→ WORKING DATA:
>>>>

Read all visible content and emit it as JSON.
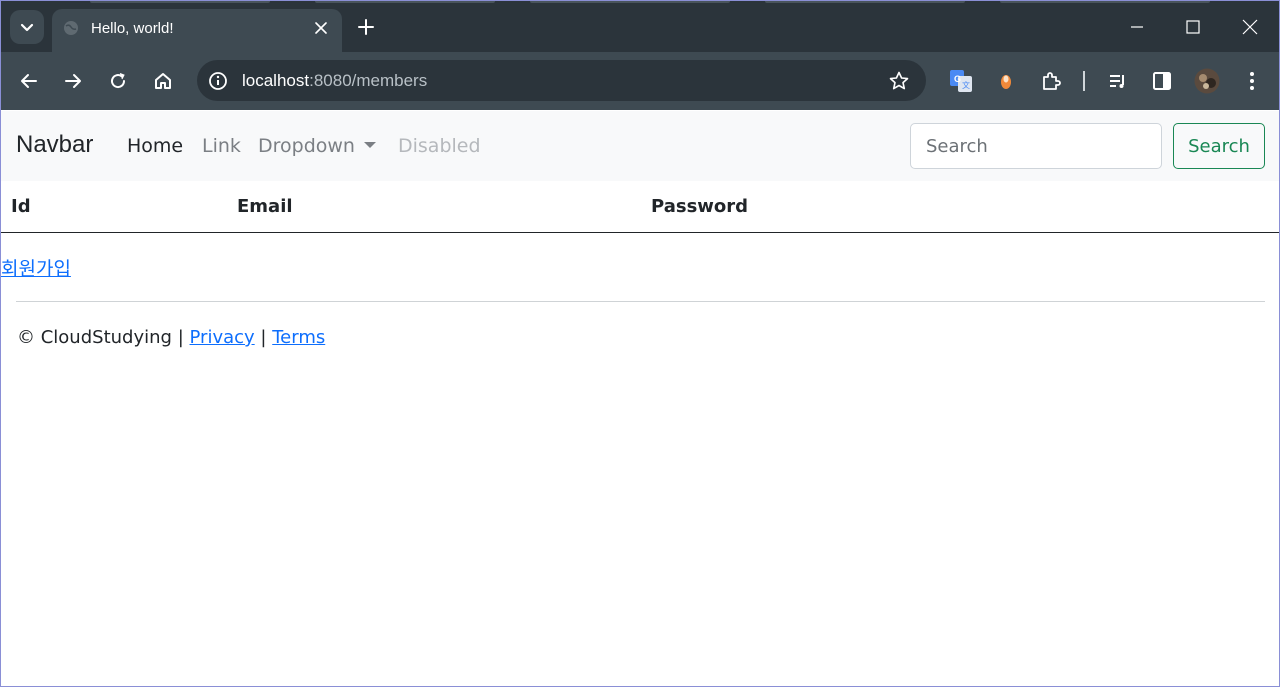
{
  "browser": {
    "tab": {
      "title": "Hello, world!"
    },
    "omnibox": {
      "host": "localhost",
      "path": ":8080/members"
    }
  },
  "navbar": {
    "brand": "Navbar",
    "links": [
      {
        "label": "Home",
        "state": "active"
      },
      {
        "label": "Link",
        "state": "normal"
      },
      {
        "label": "Dropdown",
        "state": "dropdown"
      },
      {
        "label": "Disabled",
        "state": "disabled"
      }
    ],
    "search": {
      "placeholder": "Search",
      "value": "",
      "button_label": "Search"
    }
  },
  "table": {
    "headers": [
      "Id",
      "Email",
      "Password"
    ],
    "rows": []
  },
  "signup_link": "회원가입",
  "footer": {
    "copyright": "© CloudStudying",
    "separator": "|",
    "privacy": "Privacy",
    "terms": "Terms"
  },
  "colors": {
    "tabstrip": "#2b343b",
    "toolbar": "#3e4a52",
    "link": "#0d6efd",
    "success": "#198754",
    "navbar_bg": "#f8f9fa"
  },
  "icons": [
    "tab-search-icon",
    "globe-icon",
    "close-icon",
    "plus-icon",
    "minimize-icon",
    "maximize-icon",
    "back-arrow-icon",
    "forward-arrow-icon",
    "reload-icon",
    "home-icon",
    "info-icon",
    "star-icon",
    "translate-icon",
    "extension-orange-icon",
    "puzzle-icon",
    "media-queue-icon",
    "side-panel-icon",
    "profile-avatar",
    "more-vert-icon"
  ]
}
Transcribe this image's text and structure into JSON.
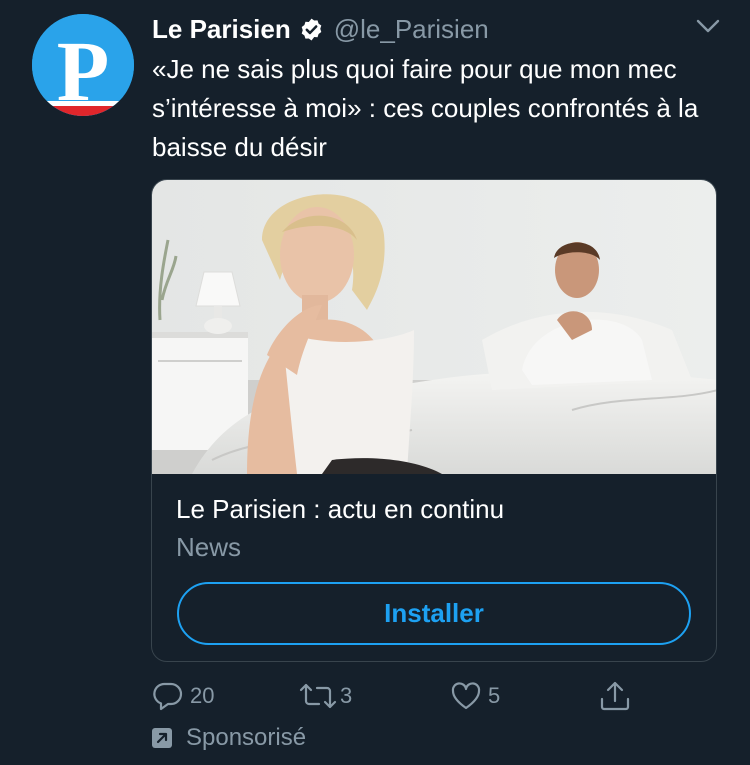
{
  "account": {
    "name": "Le Parisien",
    "handle": "@le_Parisien",
    "avatar_letter": "P"
  },
  "tweet": {
    "text": "«Je ne sais plus quoi faire pour que mon mec s’intéresse à moi» : ces couples confrontés à la baisse du désir"
  },
  "card": {
    "title": "Le Parisien : actu en continu",
    "category": "News",
    "button_label": "Installer"
  },
  "actions": {
    "replies": "20",
    "retweets": "3",
    "likes": "5"
  },
  "promoted": {
    "label": "Sponsorisé"
  },
  "colors": {
    "background": "#15202b",
    "accent": "#1da1f2",
    "muted": "#8899a6",
    "border": "#38444d"
  },
  "icons": [
    "verified-badge-icon",
    "chevron-down-icon",
    "reply-icon",
    "retweet-icon",
    "like-icon",
    "share-icon",
    "promoted-icon"
  ]
}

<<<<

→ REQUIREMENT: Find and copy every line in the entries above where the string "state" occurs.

→ EXERCISE RESPONSE:
        "state": "active"
        "state": "normal"
        "state": "dropdown"
        "state": "disabled"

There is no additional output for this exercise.